**Work required**. Across the entries below, tally every line that holds the string "status" and reply with the number only.

**Provided data**.
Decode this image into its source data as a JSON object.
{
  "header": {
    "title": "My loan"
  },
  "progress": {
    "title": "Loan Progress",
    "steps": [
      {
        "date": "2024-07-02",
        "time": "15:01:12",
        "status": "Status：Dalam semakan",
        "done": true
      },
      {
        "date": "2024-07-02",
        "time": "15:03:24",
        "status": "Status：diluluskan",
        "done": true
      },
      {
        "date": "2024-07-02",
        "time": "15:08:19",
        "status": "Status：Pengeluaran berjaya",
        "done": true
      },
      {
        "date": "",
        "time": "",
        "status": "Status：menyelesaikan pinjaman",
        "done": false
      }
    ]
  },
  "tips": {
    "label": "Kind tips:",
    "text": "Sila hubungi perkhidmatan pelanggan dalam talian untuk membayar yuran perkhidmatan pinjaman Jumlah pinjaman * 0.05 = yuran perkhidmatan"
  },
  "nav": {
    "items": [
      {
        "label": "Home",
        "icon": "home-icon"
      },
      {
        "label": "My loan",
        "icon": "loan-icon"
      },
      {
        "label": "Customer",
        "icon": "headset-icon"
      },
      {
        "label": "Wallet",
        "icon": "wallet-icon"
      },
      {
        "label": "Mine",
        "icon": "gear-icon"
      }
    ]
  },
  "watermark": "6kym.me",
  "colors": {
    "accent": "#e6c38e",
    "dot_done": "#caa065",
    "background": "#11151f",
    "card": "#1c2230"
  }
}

**Finished task**. 4